Former Equifax CEO Richard Smith testified before the Senate Banking Committee Wednesday morning about this summer's hack of the credit reporting agency he ran until his resignation last week.
"I am here today to apologize to the American people myself", he said.
The information stolen from Equifax included names, Social Security numbers, birth dates and addresses, the kind of information that could put people at risk for identity theft.
"The human error was that the individual who's responsible for communicating in the organization to apply the patch, did not", Smith said.
He said "between May 13 and July 30, there is evidence to suggest that the attacker (s) continued to access sensitive information".
Equifax has announced the results of a review which show that more consumers may have been caught up in last month's massive data breach.
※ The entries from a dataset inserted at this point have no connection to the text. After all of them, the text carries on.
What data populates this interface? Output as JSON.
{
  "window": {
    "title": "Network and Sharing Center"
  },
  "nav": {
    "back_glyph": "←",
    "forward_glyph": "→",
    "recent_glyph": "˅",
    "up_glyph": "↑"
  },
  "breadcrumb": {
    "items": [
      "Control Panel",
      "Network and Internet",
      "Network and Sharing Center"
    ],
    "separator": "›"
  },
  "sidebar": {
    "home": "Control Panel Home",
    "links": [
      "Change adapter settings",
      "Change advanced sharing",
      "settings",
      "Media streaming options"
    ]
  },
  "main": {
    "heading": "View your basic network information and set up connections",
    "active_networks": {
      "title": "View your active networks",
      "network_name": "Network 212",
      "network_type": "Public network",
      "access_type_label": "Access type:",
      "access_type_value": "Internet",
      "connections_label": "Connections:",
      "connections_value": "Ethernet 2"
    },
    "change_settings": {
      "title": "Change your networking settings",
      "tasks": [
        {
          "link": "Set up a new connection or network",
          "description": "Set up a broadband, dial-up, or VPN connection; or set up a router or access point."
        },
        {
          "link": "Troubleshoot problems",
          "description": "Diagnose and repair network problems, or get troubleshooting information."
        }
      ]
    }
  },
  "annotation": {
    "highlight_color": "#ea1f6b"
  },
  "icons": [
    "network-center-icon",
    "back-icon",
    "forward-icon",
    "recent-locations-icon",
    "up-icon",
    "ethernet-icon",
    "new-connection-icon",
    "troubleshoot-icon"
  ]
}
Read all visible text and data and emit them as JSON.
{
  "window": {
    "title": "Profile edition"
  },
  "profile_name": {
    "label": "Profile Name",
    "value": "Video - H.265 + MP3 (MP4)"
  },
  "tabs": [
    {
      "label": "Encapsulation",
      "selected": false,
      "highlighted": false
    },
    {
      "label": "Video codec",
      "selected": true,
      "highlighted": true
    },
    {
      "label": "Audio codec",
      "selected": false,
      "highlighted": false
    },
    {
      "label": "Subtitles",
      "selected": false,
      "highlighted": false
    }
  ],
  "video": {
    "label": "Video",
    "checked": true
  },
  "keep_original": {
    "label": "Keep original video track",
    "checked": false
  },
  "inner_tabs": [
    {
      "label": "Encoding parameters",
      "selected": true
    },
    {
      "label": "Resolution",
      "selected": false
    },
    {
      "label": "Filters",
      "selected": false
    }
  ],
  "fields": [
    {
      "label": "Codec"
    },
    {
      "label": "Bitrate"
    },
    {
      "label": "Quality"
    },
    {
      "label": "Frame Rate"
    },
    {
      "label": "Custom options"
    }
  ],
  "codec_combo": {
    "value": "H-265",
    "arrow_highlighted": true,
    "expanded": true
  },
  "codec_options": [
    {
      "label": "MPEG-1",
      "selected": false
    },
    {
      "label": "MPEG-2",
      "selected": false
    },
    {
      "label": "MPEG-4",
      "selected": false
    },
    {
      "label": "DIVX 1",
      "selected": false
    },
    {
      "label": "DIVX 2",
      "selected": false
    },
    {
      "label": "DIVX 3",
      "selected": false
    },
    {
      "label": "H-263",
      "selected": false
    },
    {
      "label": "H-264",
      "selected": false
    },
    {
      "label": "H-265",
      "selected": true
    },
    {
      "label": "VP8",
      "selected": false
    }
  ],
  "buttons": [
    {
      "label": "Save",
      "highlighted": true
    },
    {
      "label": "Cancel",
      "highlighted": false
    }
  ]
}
Fortunately for those living overseas, the security audit indicates that no databases outside of the United States have been affected.
Security personnel noticed suspicious activity on July 29 and disabled web application a day later, ending the hacking, Smith said.
The company is still investigating the implications of the hack on United Kingdom customers.
"It only applies to Equifax".
Equifax and an independent cybersecurity forensic consulting firm, Mandiant, worked "literally around the clock" to figure out what happened, Smith said.
Smith noted that an automatic scan for vulnerabilities, carried out on 15 March, also failed to indicate that Equifax was using a Struts version that had the vulnerability.
In regards to the three company executives that sold almost $2 million worth of stock on Aug.1 and August 2, just days after the company discovered there had been some sort of "suspicious activity", Smith said, to the best of his knowledge, these executives were unaware of the cyber intrusion.